Drug-resistant TB to affect two-million by 2015

By 2015 more than two-million people will contract a form of tuberculosis (TB) resistant to standard drugs and the fight against it must be stepped up, the World Health Organisation (WHO) said on Wednesday.

In a report launched on World TB Day, the United Nations health body along with a global fund that directs money to the disease, called on world leaders to pay more towards a goal of diagnosing and treating a million people with multidrug-resistant tuberculosis (MDR-TB) between 2011 and 2015.

“Commitments by some countries are too slow off the mark or simply stalled,” said Rifat Atun, director of strategy, performance and evaluation at the Global Fund to fight Aids, TB and Malaria, which directs government and private contributions to the three diseases.

If governments fail to commit more funds “the efforts of the last 10 years will be completely undermined”, he said.

Tuberculosis spreads through the air. If it is not effectively treated, each person with active TB can infect on average 10 to 15 people a year.

More needs to be done
A separate report by the WHO’s European office and the European Centre for Disease Prevention and Control (ECDC) last week found that TB kills an estimated 1,7-million people each year and the worldwide number of new cases — around 9,4-million — is higher than at any other time in history.

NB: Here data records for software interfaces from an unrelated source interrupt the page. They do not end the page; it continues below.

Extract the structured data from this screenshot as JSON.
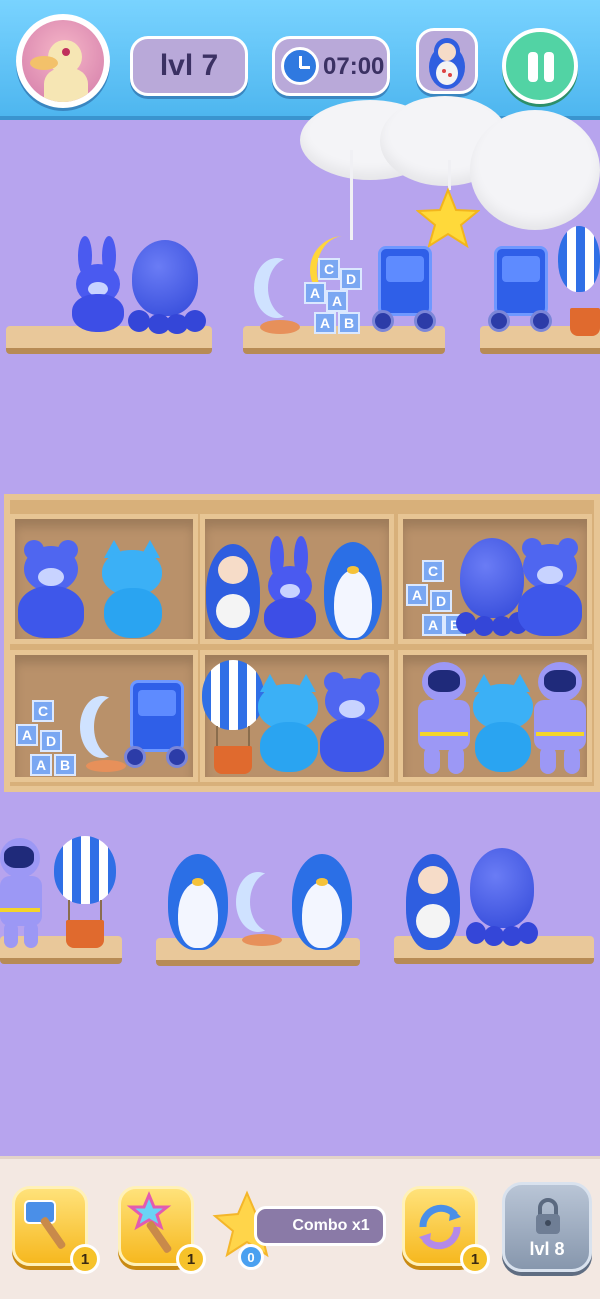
{
  "header": {
    "level_label": "lvl 7",
    "timer": "07:00",
    "avatar_icon": "duck-avatar-icon",
    "target_icon": "matryoshka-doll-icon",
    "pause_icon": "pause-icon"
  },
  "footer": {
    "boosters": [
      {
        "icon": "hammer-icon",
        "count": "1"
      },
      {
        "icon": "magic-wand-icon",
        "count": "1"
      },
      {
        "icon": "shuffle-icon",
        "count": "1"
      }
    ],
    "combo_label": "Combo x1",
    "combo_count": "0",
    "locked_label": "lvl 8"
  },
  "colors": {
    "background": "#b7a4ee",
    "topbar": "#4eb6ef",
    "pause_button": "#52d3a4",
    "booster": "#f6b81f"
  }
}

MDR-TB is a form of TB that does not respond to the standard treatments using first-line drugs, and leaving it untreated increases the risk of spread of drug resistant strains of TB. The WHO said it estimates there will be more than two-million new cases of MDR-TB between 2011 and 2015.

According to latest data from the WHO, there were an estimated 440 000 new MDR-TB cases in 2008, with three countries — China, India and Russia — accounting for more than 50% of all cases globally. Around 150 000 people died from MDR-TB in that year.

Since 2009, the 23 countries most heavily affected by TB drug resistance have nearly doubled their budgets for MDR-TB, but more needs to be done, the report said. — Reuters

These are unprecedented times, and the role of media to tell and record the story of South Africa as it develops is more important than ever. But it comes at a cost. Advertisers are cancelling campaigns, and our live events have come to an abrupt halt. Our income has been slashed.

The Mail & Guardian is a proud news publisher with roots stretching back 35 years. We’ve survived thanks to the support of our readers, we will need you to help us get through this.

To help us ensure another 35 future years of fiercely independent journalism, please subscribe.


‘Tenderpreneurs’ block the delivery of protective equipment to schools

Protests by local suppliers have delayed PPE delivery, which according to the DBE, is one of the reasons the reopening of schools has been pushed back until June 8

‘Soon he’ll be seen as threatening, not cute’: What it’s...

There is no separating George Floyd’s killing from the struggles black people have faced ever since the first slave ships landed on these shores

How schools could work during Covid

Ahead of their opening, the basic education department has given schools three models to consider to ensure physical distancing

Press Releases

Mining company uses rich seam of technology to gear up for Covid-19

Itec Direct technology provides instant temperature screening of staff returniing to the workplace with no human contact

Covid-19 and Back to School Webinar

If our educators can take care of themselves, they can take care of the children they teach

5G technology is the future

Besides a healthcare problem Covid-19 is also a data issue and 5G technology, with its lightning speed, can help to curb its spread

JTI off to court for tobacco ban: Government not listening to industry or consumers

The tobacco ban places 109 000 jobs and 179 000 wholesalers and retailers at risk — including the livelihood of emerging farmers

Holistic Financial Planning for Professionals Webinar

Our lives are constantly in flux, so it makes sense that your financial planning must be reviewed frequently — preferably on an annual basis

Undeterred by Covid-19 pandemic, China and Africa hold hands, building a community of a shared future for mankind

It is clear that building a community with a shared future for all mankind has become a more pressing task than ever before

Wills, Estate Administration and Succession Planning Webinar

Capital Legacy has had no slowdown in lockdown regarding turnaround with clients, in storing or retrieving wills and in answering their questions

Call for Expression of Interest: Training supply and needs assessment to support the energy transition in South Africa

GIZ invites eligible and professional companies with local presence in South Africa to participate in this tender to support the energy transition

The best local and international journalism

handpicked and in your inbox every weekday